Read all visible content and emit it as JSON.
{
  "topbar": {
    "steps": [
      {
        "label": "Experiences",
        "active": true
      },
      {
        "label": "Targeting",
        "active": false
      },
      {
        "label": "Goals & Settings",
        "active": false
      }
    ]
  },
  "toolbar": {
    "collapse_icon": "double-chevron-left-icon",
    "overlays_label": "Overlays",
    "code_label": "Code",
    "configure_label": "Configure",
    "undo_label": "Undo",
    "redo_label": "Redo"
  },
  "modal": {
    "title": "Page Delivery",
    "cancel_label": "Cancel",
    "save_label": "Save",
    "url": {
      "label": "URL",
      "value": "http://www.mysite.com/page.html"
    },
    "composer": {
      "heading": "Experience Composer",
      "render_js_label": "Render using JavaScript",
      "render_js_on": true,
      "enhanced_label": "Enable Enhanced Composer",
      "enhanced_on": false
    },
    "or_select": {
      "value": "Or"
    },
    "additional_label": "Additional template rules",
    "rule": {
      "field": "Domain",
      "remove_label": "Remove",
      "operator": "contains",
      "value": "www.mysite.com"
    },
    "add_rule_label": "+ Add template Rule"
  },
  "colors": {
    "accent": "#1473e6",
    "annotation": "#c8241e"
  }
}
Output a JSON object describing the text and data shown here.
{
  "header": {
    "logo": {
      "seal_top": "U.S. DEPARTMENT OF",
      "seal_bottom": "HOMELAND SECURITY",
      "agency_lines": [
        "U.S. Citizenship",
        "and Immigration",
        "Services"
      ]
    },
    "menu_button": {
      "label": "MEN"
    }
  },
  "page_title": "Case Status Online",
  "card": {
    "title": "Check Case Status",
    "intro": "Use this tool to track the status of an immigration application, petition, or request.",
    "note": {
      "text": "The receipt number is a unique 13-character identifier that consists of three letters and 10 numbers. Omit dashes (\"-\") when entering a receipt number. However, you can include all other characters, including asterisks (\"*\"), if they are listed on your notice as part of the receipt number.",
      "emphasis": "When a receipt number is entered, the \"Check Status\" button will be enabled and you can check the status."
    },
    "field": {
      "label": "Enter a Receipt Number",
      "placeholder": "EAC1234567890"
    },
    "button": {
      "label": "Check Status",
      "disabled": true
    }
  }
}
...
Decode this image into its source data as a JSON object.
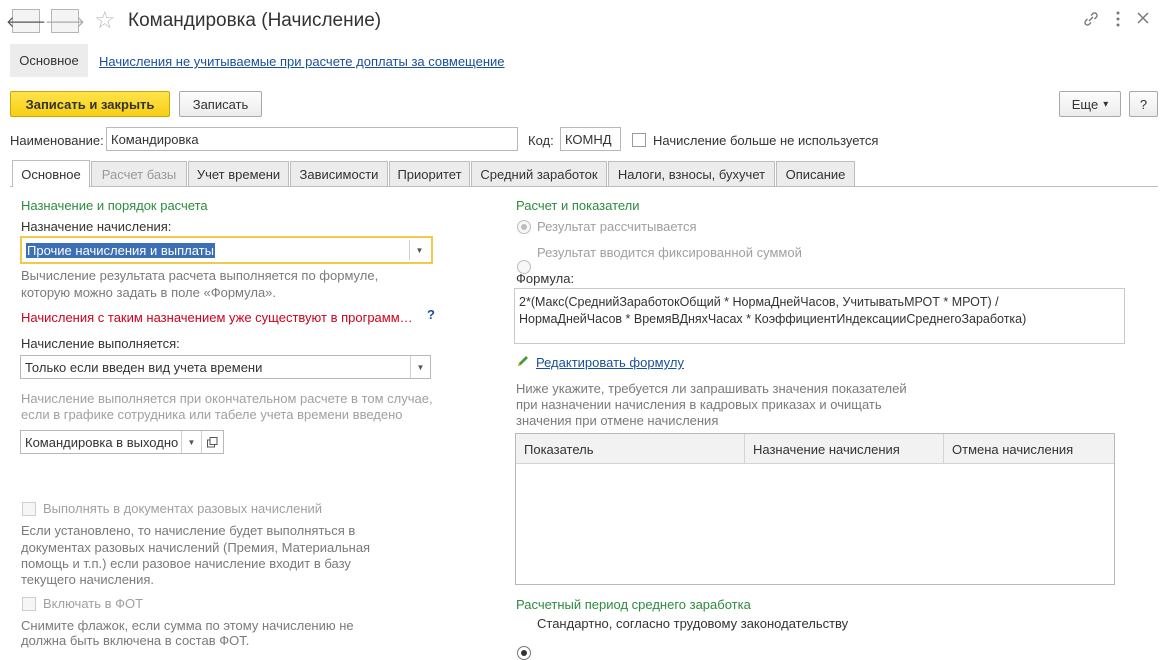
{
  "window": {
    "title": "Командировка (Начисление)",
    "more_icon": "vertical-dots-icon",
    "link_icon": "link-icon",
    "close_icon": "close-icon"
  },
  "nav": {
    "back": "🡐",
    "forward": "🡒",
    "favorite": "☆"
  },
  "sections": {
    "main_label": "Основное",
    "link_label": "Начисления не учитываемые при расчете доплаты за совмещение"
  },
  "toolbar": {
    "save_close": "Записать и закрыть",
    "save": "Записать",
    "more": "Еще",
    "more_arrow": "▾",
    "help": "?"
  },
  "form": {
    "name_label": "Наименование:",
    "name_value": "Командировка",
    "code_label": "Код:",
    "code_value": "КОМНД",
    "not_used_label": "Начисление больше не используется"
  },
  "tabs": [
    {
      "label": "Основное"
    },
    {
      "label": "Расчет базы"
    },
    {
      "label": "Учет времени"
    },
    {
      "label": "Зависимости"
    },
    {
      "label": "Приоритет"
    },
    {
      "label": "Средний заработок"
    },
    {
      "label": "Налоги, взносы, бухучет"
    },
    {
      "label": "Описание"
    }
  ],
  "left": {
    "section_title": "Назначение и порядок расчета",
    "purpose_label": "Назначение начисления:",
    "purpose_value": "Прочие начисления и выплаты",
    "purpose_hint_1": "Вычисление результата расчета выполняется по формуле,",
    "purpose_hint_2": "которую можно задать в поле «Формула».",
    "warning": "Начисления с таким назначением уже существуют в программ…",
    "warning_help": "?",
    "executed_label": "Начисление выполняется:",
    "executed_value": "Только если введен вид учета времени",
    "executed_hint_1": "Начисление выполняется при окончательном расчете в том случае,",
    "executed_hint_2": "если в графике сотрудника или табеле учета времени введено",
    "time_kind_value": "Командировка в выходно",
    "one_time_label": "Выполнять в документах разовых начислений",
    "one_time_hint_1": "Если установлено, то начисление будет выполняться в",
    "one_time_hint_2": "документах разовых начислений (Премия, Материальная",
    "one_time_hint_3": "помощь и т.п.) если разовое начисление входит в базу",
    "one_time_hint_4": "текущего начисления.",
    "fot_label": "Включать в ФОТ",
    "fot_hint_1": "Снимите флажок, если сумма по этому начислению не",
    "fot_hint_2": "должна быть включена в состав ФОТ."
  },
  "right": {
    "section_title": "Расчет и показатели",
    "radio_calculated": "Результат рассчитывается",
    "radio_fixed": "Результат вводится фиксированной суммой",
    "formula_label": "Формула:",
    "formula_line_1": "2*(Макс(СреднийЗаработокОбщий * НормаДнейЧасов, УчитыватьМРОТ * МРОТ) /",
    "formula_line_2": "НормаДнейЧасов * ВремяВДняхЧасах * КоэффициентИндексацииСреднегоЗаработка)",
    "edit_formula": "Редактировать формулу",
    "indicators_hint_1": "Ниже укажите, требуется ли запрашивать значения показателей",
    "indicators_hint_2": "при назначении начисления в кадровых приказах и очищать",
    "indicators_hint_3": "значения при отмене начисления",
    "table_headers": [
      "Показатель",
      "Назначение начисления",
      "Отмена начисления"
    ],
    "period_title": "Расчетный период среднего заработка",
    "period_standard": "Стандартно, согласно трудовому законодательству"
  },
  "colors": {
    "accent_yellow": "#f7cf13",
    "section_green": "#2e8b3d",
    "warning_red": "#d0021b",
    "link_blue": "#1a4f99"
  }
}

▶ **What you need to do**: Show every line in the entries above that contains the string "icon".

▶ **Answer box**:
    "collapse_icon": "double-chevron-left-icon",
    "more_icon": "vertical-dots-icon",
    "link_icon": "link-icon",
    "close_icon": "close-icon"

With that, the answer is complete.